In the News
More Men Enter a Woman-Dominated Market, Seeking Confidence or Youth
By LYNN COOK for Houston Chronicle
Men have a reputation for avoiding the doctor's office, even when they're sick. But lots of them are opting to go in for nonmedical reasons.
Plastic surgeons are reporting an uptick in the number of male patients seeking slimmer waists and stronger jaw lines – up 16 percent from 2002 to 2007, according to the American Society of Plastic Surgery.
Local physicians say they've seen more men, especially since the start of the year.
Dr. Camille Cash, a plastic surgeon who operates at St. Joseph Medical Center downtown, attributes it to older men – often working in sales – who find it tough to compete with younger men in a downturning economy.
The remedy is often an eyelid tuck, snipping away extra skin folds for a fresher, more youthful look. Some senior executives are getting full face-lifts.
Invasive procedures aren't limited to baby boomers. Body-conscious younger guys want love handles liposuctioned away and abdominal etching added to their stomachs.
"I'm seeing younger men come in for liposuction. At first it was the guys who work out all the time who get obsessed about trouble spots," says Dr. R. Lee Steely, a River Oaks plastic surgeon. "Now I'm seeing more Average Joes who say, 'I'm not a bodybuilder, but I want this spare tire off.' "
To be sure, women still corner the market on cosmetic procedures. For every plastic surgery performed on a man, nine are done on women. But Steely and Cash say male cosmetic procedures have gone mainstream.
Even so, men rarely cut and tell. "They're still pretty darn secretive about it," Steely says.
Reinforcing that point is Chad, 33, who agreed to talk about his surgery only on condition that his full name be withheld.
"I'm thinking about going in for a touch-up in a couple of months. My buddies are all cool about it. We all laugh. They don't care," he says.
Mike Swiere, 52, initially sought out Dr. Michael Streitmann, a plastic surgeon near the Texas Medical Center, after his wife complained she could hear his snoring throughout their two-story house.

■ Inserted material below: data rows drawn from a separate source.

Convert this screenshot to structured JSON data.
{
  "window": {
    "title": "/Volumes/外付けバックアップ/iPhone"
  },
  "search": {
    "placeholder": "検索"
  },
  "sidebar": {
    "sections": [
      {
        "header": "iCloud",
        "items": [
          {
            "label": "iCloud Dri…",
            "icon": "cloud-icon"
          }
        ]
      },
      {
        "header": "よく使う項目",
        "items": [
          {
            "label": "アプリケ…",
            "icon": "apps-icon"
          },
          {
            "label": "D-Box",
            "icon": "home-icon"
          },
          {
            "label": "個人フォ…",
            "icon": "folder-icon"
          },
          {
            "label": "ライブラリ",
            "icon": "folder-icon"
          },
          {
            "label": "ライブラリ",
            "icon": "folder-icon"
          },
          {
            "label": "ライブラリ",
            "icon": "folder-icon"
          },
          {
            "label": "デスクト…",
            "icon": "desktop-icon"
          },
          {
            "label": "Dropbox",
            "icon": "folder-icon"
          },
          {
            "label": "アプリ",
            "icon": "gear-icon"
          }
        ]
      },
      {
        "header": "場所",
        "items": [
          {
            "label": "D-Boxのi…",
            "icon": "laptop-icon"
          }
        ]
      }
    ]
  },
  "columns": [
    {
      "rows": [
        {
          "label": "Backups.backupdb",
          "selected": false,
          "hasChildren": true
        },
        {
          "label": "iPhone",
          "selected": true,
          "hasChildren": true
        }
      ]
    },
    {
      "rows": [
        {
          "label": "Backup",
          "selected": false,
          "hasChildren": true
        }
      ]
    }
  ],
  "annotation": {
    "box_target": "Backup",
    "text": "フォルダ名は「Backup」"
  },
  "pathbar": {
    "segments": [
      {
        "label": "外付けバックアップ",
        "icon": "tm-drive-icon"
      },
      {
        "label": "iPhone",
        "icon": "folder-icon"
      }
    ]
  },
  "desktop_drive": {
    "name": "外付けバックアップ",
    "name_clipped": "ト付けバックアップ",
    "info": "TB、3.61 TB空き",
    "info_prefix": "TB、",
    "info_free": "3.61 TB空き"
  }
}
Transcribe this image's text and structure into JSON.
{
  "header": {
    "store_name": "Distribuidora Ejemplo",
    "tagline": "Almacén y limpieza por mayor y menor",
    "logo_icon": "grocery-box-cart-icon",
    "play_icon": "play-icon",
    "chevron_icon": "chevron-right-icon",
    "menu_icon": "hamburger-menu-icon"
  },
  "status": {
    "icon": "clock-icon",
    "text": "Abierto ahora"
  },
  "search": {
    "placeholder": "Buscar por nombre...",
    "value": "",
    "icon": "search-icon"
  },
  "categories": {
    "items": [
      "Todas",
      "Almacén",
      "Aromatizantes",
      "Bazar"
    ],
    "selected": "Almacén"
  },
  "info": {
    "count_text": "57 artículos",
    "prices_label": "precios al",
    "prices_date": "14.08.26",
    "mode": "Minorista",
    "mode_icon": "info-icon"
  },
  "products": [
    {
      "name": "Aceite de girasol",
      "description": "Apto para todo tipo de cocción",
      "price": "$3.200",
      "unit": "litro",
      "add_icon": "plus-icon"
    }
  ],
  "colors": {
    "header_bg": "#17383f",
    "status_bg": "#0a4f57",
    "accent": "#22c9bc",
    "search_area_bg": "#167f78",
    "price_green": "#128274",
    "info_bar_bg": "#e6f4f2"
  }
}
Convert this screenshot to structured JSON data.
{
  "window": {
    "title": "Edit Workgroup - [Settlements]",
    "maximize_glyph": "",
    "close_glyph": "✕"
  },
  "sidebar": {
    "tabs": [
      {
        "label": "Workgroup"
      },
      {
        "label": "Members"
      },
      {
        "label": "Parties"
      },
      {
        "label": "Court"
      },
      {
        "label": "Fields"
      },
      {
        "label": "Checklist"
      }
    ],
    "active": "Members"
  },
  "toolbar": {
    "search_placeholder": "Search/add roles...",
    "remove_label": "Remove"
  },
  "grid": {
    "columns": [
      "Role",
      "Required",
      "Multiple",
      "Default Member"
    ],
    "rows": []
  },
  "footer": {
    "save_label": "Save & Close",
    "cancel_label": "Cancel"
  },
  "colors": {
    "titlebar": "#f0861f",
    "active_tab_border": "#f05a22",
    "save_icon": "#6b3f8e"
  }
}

Sure enough, he had a severely deviated septum. "While we were talking about it, I asked about the hump on my nose – I got picked on as a kid for it – and then I wondered if he could do anything about my chin," he says.
Late last month, Swiere walked away with a corrected septum, a smaller nose and a chin implant.
"I decided, 'Hell, you only live once, why not go for it?' " he says. "It's your life. You should enjoy it as long as you don't break the bank."
Gerald White owns White Salon & Skin Care Center on West Gray. He's had liposuction, a chin implant, chemical skin peels and Botox with Streitmann.
He's been so happy with the results that the two formed a partnership so White's spa clients can seek medical treatments if they're interested.
"Men come in asking for it all the time, but we don't do anything invasive," White says, adding that even Botox and Restylane injections should be performed by a physician. "This isn't an appropriate location."
Tracking the Trend
According to the American Society of Plastic Surgeons, men underwent 1.1 million cosmetic plastic surgery procedures last year.
But it's hard to get a true reading on how big the trend is, spokesman Brian Hugins says.
That's because the society only tracks board-certified specialists, whereas any medical doctor can perform plastic surgery and noninvasive procedures such as Botox and Artefill, a permanent treatment to hide wrinkles.
"There are a lot of doctors who are not board-certified plastic surgeons who see where the money's at and are going for it, but they aren't properly trained," Hugins says.
Clear Lake plastic surgeon Dr. Sam Sukkar says it is unethical for physicians to perform plastic surgery without specialized training, even though it is legal.
"If I started to deliver babies or treat high blood pressure to help my bottom line, people would laugh me out of town. Why should the reverse not be true?" he asks.
Still, local plastic surgeons are hardly hurting for work. Patient loads are growing thanks to men and women looking for a beautifying boost.
The plastic surgeons interviewed for this story reported that two years ago, men made up less than 1 percent of their practices. Today men account for 5 percent to 10 percent.
Difference in Gender
Dr. Joseph Perlman, a plastic surgeon in Spring, says he's also seeing more men opt for the short scar face-lift, which requires less downtime.
"Men like to get stuff that's quick, fast and doesn't show anything. With them it's a one-shot deal," he says.
The biggest difference between treating men and women, Perlman says, is that men are less knowledgeable and less critical.
"Women see things nobody else will see. Women come to my office with two and three pages of typed-out questions. Men hardly know what the back of their own heads look like," he says.
"The other day a lawyer came in – he had just won a big case – his checkbook was in his lap and he said, 'Whatever you need to do, just get me on the schedule in the next couple of days.' "